◆ Task description: What is needed is a copy of each line in the listing that contains "entry".

◆ The records:
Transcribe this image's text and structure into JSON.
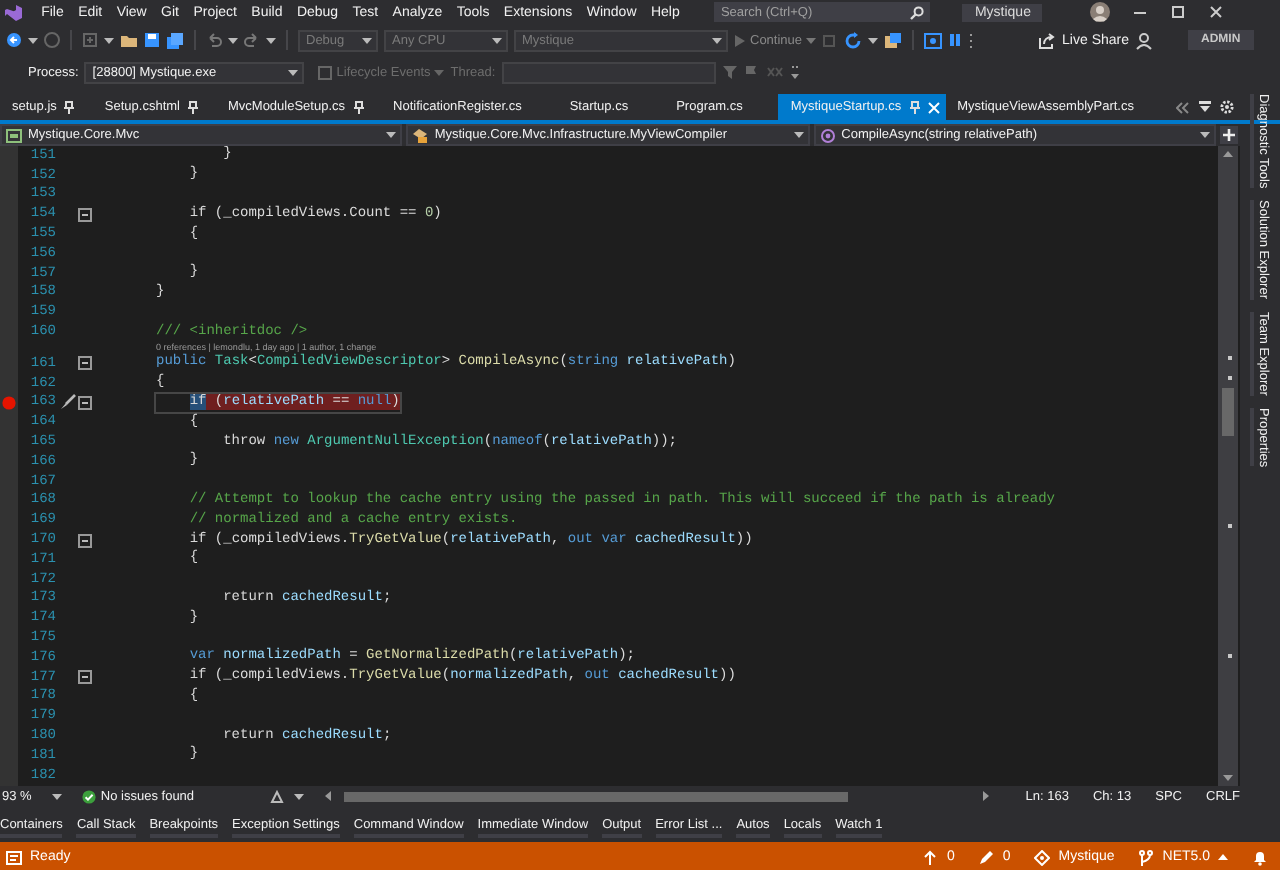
{
  "menu_bar": {
    "items": [
      "File",
      "Edit",
      "View",
      "Git",
      "Project",
      "Build",
      "Debug",
      "Test",
      "Analyze",
      "Tools",
      "Extensions",
      "Window",
      "Help"
    ],
    "search": {
      "placeholder": "Search (Ctrl+Q)"
    },
    "solution_name": "Mystique"
  },
  "toolbar": {
    "configuration": "Debug",
    "platform": "Any CPU",
    "startup_project": "Mystique",
    "continue_label": "Continue",
    "live_share": "Live Share",
    "account_button": "ADMIN"
  },
  "debug_location": {
    "process_label": "Process:",
    "process": "[28800] Mystique.exe",
    "lifecycle_events": "Lifecycle Events",
    "thread_label": "Thread:"
  },
  "tabs": [
    {
      "label": "setup.js",
      "selected": false,
      "pinned": true
    },
    {
      "label": "Setup.cshtml",
      "selected": false,
      "pinned": true
    },
    {
      "label": "MvcModuleSetup.cs",
      "selected": false,
      "pinned": true
    },
    {
      "label": "NotificationRegister.cs",
      "selected": false,
      "pinned": false
    },
    {
      "label": "Startup.cs",
      "selected": false,
      "pinned": false
    },
    {
      "label": "Program.cs",
      "selected": false,
      "pinned": false
    },
    {
      "label": "MystiqueStartup.cs",
      "selected": true,
      "pinned": true
    },
    {
      "label": "MystiqueViewAssemblyPart.cs",
      "selected": false,
      "pinned": false
    }
  ],
  "navigation_bar": {
    "project": "Mystique.Core.Mvc",
    "type": "Mystique.Core.Mvc.Infrastructure.MyViewCompiler",
    "member": "CompileAsync(string relativePath)"
  },
  "code_lines": [
    {
      "number": "151",
      "breakpoint": false,
      "foldable": false,
      "tokens": [
        {
          "kind": "plain",
          "text": "        }"
        }
      ]
    },
    {
      "number": "152",
      "breakpoint": false,
      "foldable": false,
      "tokens": [
        {
          "kind": "plain",
          "text": "    }"
        }
      ]
    },
    {
      "number": "153",
      "breakpoint": false,
      "foldable": false
    },
    {
      "number": "154",
      "breakpoint": false,
      "foldable": true,
      "tokens": [
        {
          "kind": "control",
          "text": "    if"
        },
        {
          "kind": "plain",
          "text": " (_compiledViews.Count == "
        },
        {
          "kind": "number",
          "text": "0"
        },
        {
          "kind": "plain",
          "text": ")"
        }
      ]
    },
    {
      "number": "155",
      "breakpoint": false,
      "foldable": false,
      "tokens": [
        {
          "kind": "plain",
          "text": "    {"
        }
      ]
    },
    {
      "number": "156",
      "breakpoint": false,
      "foldable": false
    },
    {
      "number": "157",
      "breakpoint": false,
      "foldable": false,
      "tokens": [
        {
          "kind": "plain",
          "text": "    }"
        }
      ]
    },
    {
      "number": "158",
      "breakpoint": false,
      "foldable": false,
      "tokens": [
        {
          "kind": "plain",
          "text": "}"
        }
      ]
    },
    {
      "number": "159",
      "breakpoint": false,
      "foldable": false
    },
    {
      "number": "160",
      "breakpoint": false,
      "foldable": false,
      "tokens": [
        {
          "kind": "comment",
          "text": "/// <inheritdoc />"
        }
      ]
    },
    {
      "number": "161",
      "breakpoint": false,
      "foldable": true,
      "codelens": "0 references | lemondlu, 1 day ago | 1 author, 1 change",
      "tokens": [
        {
          "kind": "keyword",
          "text": "public"
        },
        {
          "kind": "type",
          "text": " Task"
        },
        {
          "kind": "plain",
          "text": "<"
        },
        {
          "kind": "type",
          "text": "CompiledViewDescriptor"
        },
        {
          "kind": "plain",
          "text": "> "
        },
        {
          "kind": "method",
          "text": "CompileAsync"
        },
        {
          "kind": "plain",
          "text": "("
        },
        {
          "kind": "keyword",
          "text": "string"
        },
        {
          "kind": "variable",
          "text": " relativePath"
        },
        {
          "kind": "plain",
          "text": ")"
        }
      ]
    },
    {
      "number": "162",
      "breakpoint": false,
      "foldable": false,
      "tokens": [
        {
          "kind": "plain",
          "text": "{"
        }
      ]
    },
    {
      "number": "163",
      "breakpoint": true,
      "foldable": true,
      "tokens": [
        {
          "kind": "selection",
          "text": "    if"
        },
        {
          "kind": "plain",
          "text": " ("
        },
        {
          "kind": "variable",
          "text": "relativePath"
        },
        {
          "kind": "plain",
          "text": " == "
        },
        {
          "kind": "keyword",
          "text": "null"
        },
        {
          "kind": "plain",
          "text": ")"
        }
      ]
    },
    {
      "number": "164",
      "breakpoint": false,
      "foldable": false,
      "tokens": [
        {
          "kind": "plain",
          "text": "    {"
        }
      ]
    },
    {
      "number": "165",
      "breakpoint": false,
      "foldable": false,
      "tokens": [
        {
          "kind": "control",
          "text": "        throw"
        },
        {
          "kind": "keyword",
          "text": " new"
        },
        {
          "kind": "type",
          "text": " ArgumentNullException"
        },
        {
          "kind": "plain",
          "text": "("
        },
        {
          "kind": "keyword",
          "text": "nameof"
        },
        {
          "kind": "plain",
          "text": "("
        },
        {
          "kind": "variable",
          "text": "relativePath"
        },
        {
          "kind": "plain",
          "text": "));"
        }
      ]
    },
    {
      "number": "166",
      "breakpoint": false,
      "foldable": false,
      "tokens": [
        {
          "kind": "plain",
          "text": "    }"
        }
      ]
    },
    {
      "number": "167",
      "breakpoint": false,
      "foldable": false
    },
    {
      "number": "168",
      "breakpoint": false,
      "foldable": false,
      "tokens": [
        {
          "kind": "comment",
          "text": "    // Attempt to lookup the cache entry using the passed in path. This will succeed if the path is already"
        }
      ]
    },
    {
      "number": "169",
      "breakpoint": false,
      "foldable": false,
      "tokens": [
        {
          "kind": "comment",
          "text": "    // normalized and a cache entry exists."
        }
      ]
    },
    {
      "number": "170",
      "breakpoint": false,
      "foldable": true,
      "tokens": [
        {
          "kind": "control",
          "text": "    if"
        },
        {
          "kind": "plain",
          "text": " (_compiledViews."
        },
        {
          "kind": "method",
          "text": "TryGetValue"
        },
        {
          "kind": "plain",
          "text": "("
        },
        {
          "kind": "variable",
          "text": "relativePath"
        },
        {
          "kind": "plain",
          "text": ", "
        },
        {
          "kind": "keyword",
          "text": "out var"
        },
        {
          "kind": "variable",
          "text": " cachedResult"
        },
        {
          "kind": "plain",
          "text": "))"
        }
      ]
    },
    {
      "number": "171",
      "breakpoint": false,
      "foldable": false,
      "tokens": [
        {
          "kind": "plain",
          "text": "    {"
        }
      ]
    },
    {
      "number": "172",
      "breakpoint": false,
      "foldable": false
    },
    {
      "number": "173",
      "breakpoint": false,
      "foldable": false,
      "tokens": [
        {
          "kind": "control",
          "text": "        return"
        },
        {
          "kind": "variable",
          "text": " cachedResult"
        },
        {
          "kind": "plain",
          "text": ";"
        }
      ]
    },
    {
      "number": "174",
      "breakpoint": false,
      "foldable": false,
      "tokens": [
        {
          "kind": "plain",
          "text": "    }"
        }
      ]
    },
    {
      "number": "175",
      "breakpoint": false,
      "foldable": false
    },
    {
      "number": "176",
      "breakpoint": false,
      "foldable": false,
      "tokens": [
        {
          "kind": "keyword",
          "text": "    var"
        },
        {
          "kind": "variable",
          "text": " normalizedPath"
        },
        {
          "kind": "plain",
          "text": " = "
        },
        {
          "kind": "method",
          "text": "GetNormalizedPath"
        },
        {
          "kind": "plain",
          "text": "("
        },
        {
          "kind": "variable",
          "text": "relativePath"
        },
        {
          "kind": "plain",
          "text": ");"
        }
      ]
    },
    {
      "number": "177",
      "breakpoint": false,
      "foldable": true,
      "tokens": [
        {
          "kind": "control",
          "text": "    if"
        },
        {
          "kind": "plain",
          "text": " (_compiledViews."
        },
        {
          "kind": "method",
          "text": "TryGetValue"
        },
        {
          "kind": "plain",
          "text": "("
        },
        {
          "kind": "variable",
          "text": "normalizedPath"
        },
        {
          "kind": "plain",
          "text": ", "
        },
        {
          "kind": "keyword",
          "text": "out"
        },
        {
          "kind": "variable",
          "text": " cachedResult"
        },
        {
          "kind": "plain",
          "text": "))"
        }
      ]
    },
    {
      "number": "178",
      "breakpoint": false,
      "foldable": false,
      "tokens": [
        {
          "kind": "plain",
          "text": "    {"
        }
      ]
    },
    {
      "number": "179",
      "breakpoint": false,
      "foldable": false
    },
    {
      "number": "180",
      "breakpoint": false,
      "foldable": false,
      "tokens": [
        {
          "kind": "control",
          "text": "        return"
        },
        {
          "kind": "variable",
          "text": " cachedResult"
        },
        {
          "kind": "plain",
          "text": ";"
        }
      ]
    },
    {
      "number": "181",
      "breakpoint": false,
      "foldable": false,
      "tokens": [
        {
          "kind": "plain",
          "text": "    }"
        }
      ]
    },
    {
      "number": "182",
      "breakpoint": false,
      "foldable": false
    }
  ],
  "editor_status": {
    "zoom": "93 %",
    "issues": "No issues found",
    "line": "Ln: 163",
    "column": "Ch: 13",
    "whitespace": "SPC",
    "line_ending": "CRLF"
  },
  "tool_windows": [
    "Containers",
    "Call Stack",
    "Breakpoints",
    "Exception Settings",
    "Command Window",
    "Immediate Window",
    "Output",
    "Error List ...",
    "Autos",
    "Locals",
    "Watch 1"
  ],
  "side_panels": [
    "Diagnostic Tools",
    "Solution Explorer",
    "Team Explorer",
    "Properties"
  ],
  "status_bar": {
    "text": "Ready",
    "push_count": "0",
    "changes_count": "0",
    "repository": "Mystique",
    "branch": "NET5.0"
  }
}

◆ Solution to this exercise:
          "text": "    // Attempt to lookup the cache entry using the passed in path. This will succeed if the path is already"
          "text": "    // normalized and a cache entry exists."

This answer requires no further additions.